▶ [REQUIRED WORK] Nothing but an exact repetition of the entries should appear in the answer.
BEGIN RAW DATA
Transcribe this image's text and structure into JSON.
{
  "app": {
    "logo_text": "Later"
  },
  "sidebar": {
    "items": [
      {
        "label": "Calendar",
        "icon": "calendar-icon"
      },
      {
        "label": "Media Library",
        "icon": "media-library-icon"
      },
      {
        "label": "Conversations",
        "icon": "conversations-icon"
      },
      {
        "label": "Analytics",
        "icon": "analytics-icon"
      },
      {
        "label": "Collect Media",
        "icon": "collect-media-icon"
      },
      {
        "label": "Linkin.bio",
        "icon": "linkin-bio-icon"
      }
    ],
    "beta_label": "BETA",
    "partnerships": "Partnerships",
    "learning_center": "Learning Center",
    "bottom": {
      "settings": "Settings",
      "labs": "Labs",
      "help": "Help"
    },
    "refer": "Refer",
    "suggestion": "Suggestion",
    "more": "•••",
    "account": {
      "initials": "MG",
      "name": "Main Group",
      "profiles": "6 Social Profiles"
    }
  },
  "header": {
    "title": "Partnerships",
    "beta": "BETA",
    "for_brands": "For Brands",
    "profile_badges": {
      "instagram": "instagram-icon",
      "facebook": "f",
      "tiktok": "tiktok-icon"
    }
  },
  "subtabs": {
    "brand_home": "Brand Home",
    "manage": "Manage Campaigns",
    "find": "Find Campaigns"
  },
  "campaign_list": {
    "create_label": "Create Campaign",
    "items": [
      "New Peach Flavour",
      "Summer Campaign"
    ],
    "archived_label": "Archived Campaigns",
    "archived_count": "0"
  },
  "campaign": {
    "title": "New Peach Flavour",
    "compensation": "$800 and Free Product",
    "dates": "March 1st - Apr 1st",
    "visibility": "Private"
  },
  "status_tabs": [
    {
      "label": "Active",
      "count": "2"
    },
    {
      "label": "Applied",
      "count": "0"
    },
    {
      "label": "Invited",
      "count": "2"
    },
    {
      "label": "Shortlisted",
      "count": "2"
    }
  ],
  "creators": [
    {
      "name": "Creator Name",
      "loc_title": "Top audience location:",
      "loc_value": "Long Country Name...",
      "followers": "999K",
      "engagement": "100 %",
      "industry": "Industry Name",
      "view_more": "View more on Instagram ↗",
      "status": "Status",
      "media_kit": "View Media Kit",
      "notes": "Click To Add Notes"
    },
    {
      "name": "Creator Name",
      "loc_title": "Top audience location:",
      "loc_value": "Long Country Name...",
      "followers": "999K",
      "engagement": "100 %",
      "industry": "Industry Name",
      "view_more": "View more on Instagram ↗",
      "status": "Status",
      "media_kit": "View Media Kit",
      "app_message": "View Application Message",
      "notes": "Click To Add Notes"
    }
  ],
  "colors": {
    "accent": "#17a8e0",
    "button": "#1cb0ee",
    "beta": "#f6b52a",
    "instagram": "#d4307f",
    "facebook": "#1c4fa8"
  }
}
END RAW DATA
▶ [RESULT FOR THIS TASK]
Transcribe this image's text and structure into JSON.
{
  "app": {
    "logo_text": "Later"
  },
  "sidebar": {
    "items": [
      {
        "label": "Calendar",
        "icon": "calendar-icon"
      },
      {
        "label": "Media Library",
        "icon": "media-library-icon"
      },
      {
        "label": "Conversations",
        "icon": "conversations-icon"
      },
      {
        "label": "Analytics",
        "icon": "analytics-icon"
      },
      {
        "label": "Collect Media",
        "icon": "collect-media-icon"
      },
      {
        "label": "Linkin.bio",
        "icon": "linkin-bio-icon"
      }
    ],
    "beta_label": "BETA",
    "partnerships": "Partnerships",
    "learning_center": "Learning Center",
    "bottom": {
      "settings": "Settings",
      "labs": "Labs",
      "help": "Help"
    },
    "refer": "Refer",
    "suggestion": "Suggestion",
    "more": "•••",
    "account": {
      "initials": "MG",
      "name": "Main Group",
      "profiles": "6 Social Profiles"
    }
  },
  "header": {
    "title": "Partnerships",
    "beta": "BETA",
    "for_brands": "For Brands",
    "profile_badges": {
      "instagram": "instagram-icon",
      "facebook": "f",
      "tiktok": "tiktok-icon"
    }
  },
  "subtabs": {
    "brand_home": "Brand Home",
    "manage": "Manage Campaigns",
    "find": "Find Campaigns"
  },
  "campaign_list": {
    "create_label": "Create Campaign",
    "items": [
      "New Peach Flavour",
      "Summer Campaign"
    ],
    "archived_label": "Archived Campaigns",
    "archived_count": "0"
  },
  "campaign": {
    "title": "New Peach Flavour",
    "compensation": "$800 and Free Product",
    "dates": "March 1st - Apr 1st",
    "visibility": "Private"
  },
  "status_tabs": [
    {
      "label": "Active",
      "count": "2"
    },
    {
      "label": "Applied",
      "count": "0"
    },
    {
      "label": "Invited",
      "count": "2"
    },
    {
      "label": "Shortlisted",
      "count": "2"
    }
  ],
  "creators": [
    {
      "name": "Creator Name",
      "loc_title": "Top audience location:",
      "loc_value": "Long Country Name...",
      "followers": "999K",
      "engagement": "100 %",
      "industry": "Industry Name",
      "view_more": "View more on Instagram ↗",
      "status": "Status",
      "media_kit": "View Media Kit",
      "notes": "Click To Add Notes"
    },
    {
      "name": "Creator Name",
      "loc_title": "Top audience location:",
      "loc_value": "Long Country Name...",
      "followers": "999K",
      "engagement": "100 %",
      "industry": "Industry Name",
      "view_more": "View more on Instagram ↗",
      "status": "Status",
      "media_kit": "View Media Kit",
      "app_message": "View Application Message",
      "notes": "Click To Add Notes"
    }
  ],
  "colors": {
    "accent": "#17a8e0",
    "button": "#1cb0ee",
    "beta": "#f6b52a",
    "instagram": "#d4307f",
    "facebook": "#1c4fa8"
  }
}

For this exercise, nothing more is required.